As part of the District’s St. George’s Day Parade, service of celebration and Promise renewals, the District asked that we give a short talk about remembering Scouts in the First World War.
Our Group Scout Leader, Nick, said the following –
On 11th November this year we will commemorate the 100th anniversary of the end of the 1st World War. On that day, there will be many events to commemorate the end of that war and to remember those who were killed in that and subsequent wars.
A lot of you may be thinking “why and so what?”, as these were events that happened a century ago.
Let me take you back to 1918. In that year we know there are Scouts in Audley, Basford, Porthill, in Newcastle Town Centre and there are Scouts, Guides, Brownies and Cubs all over Newcastle and North Staffordshire (sorry Beavers and Rainbows, you will have to wait around 60 – 70 years before your sections start) and they did what you all do today. They did activities that were challenging, exciting, fun and adventurous, but without social media, mobile phones and computers! But as well, they helped with the war effort at home. The Scouts of North Staffordshire raised money to buy an ambulance and some local Scoutmasters became Police Special Constables. Scouts and Guides even worked for MI5 in London!
But what of the people? I want to introduce you to John Tomlinson. We don’t know a great deal about him and this rather poor photo is the only one we have of him. John was born in Hanley in January or February 1898. He probably joined the Scout Troop at Porthill in 1909 when he was 11 years old. In 1911, when he was 13 years old, John and his family lived in Catherine Street, May Bank (his house is still there today by the way) and he worked as an apprentice at Twyfords pottery in Cliffe Vale.
In September 1914, a month after the start of the Great War, John went to volunteer to join the army in the North Staffordshire Regiment. He shouldn’t have been able to join the army as he was 16 years old, but the recruiting sergeant probably told him to go away, have a quick walk around the block and think about his age again. When he returned to the recruitment centre, he would have been 19 years old and then a private in the army. He was quickly transferred into the 20th Battalion Royal Fusiliers (City of London Regiment). John was sent to France in August 1915 and that September and October he fought in the famous Battle of Loos and during this battle he was wounded by an exploding artillery shell.
He recovered from his wounds, fought on and the following year he was fighting in the Battle of the Somme. Sadly, on 6th November 1916, he died of the wounds he received. He is buried in the Grove Town Cemetery in France. John was just 18 years old.
John is one of the 18 men who died during the First World War who had been Scouts at Porthill.
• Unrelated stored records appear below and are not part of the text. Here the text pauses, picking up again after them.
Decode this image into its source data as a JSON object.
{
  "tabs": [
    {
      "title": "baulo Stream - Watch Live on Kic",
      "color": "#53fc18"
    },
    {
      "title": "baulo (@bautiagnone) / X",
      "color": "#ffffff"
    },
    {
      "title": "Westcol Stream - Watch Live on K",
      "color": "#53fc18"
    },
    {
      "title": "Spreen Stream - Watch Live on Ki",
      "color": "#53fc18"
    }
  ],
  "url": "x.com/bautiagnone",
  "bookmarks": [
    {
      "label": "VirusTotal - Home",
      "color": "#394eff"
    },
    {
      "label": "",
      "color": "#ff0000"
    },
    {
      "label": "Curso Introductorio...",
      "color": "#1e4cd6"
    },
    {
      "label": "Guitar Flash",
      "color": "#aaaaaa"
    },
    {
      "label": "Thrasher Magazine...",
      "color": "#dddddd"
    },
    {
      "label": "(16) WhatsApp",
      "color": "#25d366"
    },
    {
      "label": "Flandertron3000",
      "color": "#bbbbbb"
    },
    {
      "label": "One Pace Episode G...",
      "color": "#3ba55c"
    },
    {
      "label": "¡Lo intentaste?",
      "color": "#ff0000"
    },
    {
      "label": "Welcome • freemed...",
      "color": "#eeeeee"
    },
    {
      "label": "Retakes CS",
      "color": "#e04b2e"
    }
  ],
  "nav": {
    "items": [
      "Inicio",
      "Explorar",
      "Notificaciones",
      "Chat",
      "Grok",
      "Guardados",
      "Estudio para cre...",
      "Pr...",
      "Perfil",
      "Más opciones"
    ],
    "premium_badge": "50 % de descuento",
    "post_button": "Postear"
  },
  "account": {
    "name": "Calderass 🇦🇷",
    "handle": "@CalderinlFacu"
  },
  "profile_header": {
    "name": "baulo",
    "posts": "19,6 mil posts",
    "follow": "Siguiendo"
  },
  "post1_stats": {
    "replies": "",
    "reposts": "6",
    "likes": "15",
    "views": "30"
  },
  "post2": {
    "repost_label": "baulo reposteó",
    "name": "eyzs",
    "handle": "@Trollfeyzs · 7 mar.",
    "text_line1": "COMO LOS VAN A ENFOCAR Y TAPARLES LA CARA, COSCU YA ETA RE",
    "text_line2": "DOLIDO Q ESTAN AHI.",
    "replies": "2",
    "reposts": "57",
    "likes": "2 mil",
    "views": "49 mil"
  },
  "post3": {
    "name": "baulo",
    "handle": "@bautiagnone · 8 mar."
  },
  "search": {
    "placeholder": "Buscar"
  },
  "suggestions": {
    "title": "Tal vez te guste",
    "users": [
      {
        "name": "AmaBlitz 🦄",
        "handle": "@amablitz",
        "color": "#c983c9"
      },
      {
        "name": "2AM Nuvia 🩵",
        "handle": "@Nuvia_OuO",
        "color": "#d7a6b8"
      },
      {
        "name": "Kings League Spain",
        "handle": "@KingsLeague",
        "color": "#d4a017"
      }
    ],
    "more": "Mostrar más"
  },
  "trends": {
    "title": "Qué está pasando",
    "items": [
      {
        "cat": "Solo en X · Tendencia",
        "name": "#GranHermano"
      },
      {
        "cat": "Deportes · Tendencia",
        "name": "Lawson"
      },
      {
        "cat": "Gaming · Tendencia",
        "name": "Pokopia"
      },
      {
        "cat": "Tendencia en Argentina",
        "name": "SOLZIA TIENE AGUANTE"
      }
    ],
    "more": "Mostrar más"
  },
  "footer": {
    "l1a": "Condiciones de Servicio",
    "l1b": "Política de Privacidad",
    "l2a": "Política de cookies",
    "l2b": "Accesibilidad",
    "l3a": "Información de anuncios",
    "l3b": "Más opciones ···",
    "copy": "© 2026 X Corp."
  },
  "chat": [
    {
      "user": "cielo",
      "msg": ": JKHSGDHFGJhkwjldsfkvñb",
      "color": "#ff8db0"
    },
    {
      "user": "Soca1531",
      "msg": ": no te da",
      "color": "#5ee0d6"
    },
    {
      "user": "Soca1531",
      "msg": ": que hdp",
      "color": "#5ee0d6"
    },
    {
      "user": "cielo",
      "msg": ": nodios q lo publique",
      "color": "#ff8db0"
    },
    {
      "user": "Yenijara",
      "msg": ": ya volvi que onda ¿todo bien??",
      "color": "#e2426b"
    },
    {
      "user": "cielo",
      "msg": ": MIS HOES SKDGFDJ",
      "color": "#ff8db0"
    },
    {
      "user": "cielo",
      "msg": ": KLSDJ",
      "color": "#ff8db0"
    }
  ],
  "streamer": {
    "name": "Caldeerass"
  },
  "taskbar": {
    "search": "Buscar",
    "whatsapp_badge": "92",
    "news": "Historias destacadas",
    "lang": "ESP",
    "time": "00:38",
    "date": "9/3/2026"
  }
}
There were 2 men killed during the war who had been Scouts at the 2nd St. Pauls Troop in Newcastle. It is highly likely that some of the men from Audley who were killed in the war were Audley Scouts, but unfortunately records do not survive. There were many men from across the whole of North Staffordshire killed in the First World War who had been Scouts.
Basford, Porthill & Silverdale Scout Groups have their own Memorials to remember Scouts like John and do so each year on Remembrance Day.
On Remembrance Day every year, we pay special homage to those who died, like John, in service to their country. We remember these brave men and women for their courage and their devotion to ideals. We wear poppies, attend ceremonies, and visit memorials. For one brief moment of our life, we remember why we must work for peace every day of the year.
They shall grow not old, as we that are left grow old:
Age shall not weary them, nor the years condemn.
At the going down of the sun and in the morning
We will remember them.
This was followed by members of the Drum Corps playing the Last Post followed by Reveille.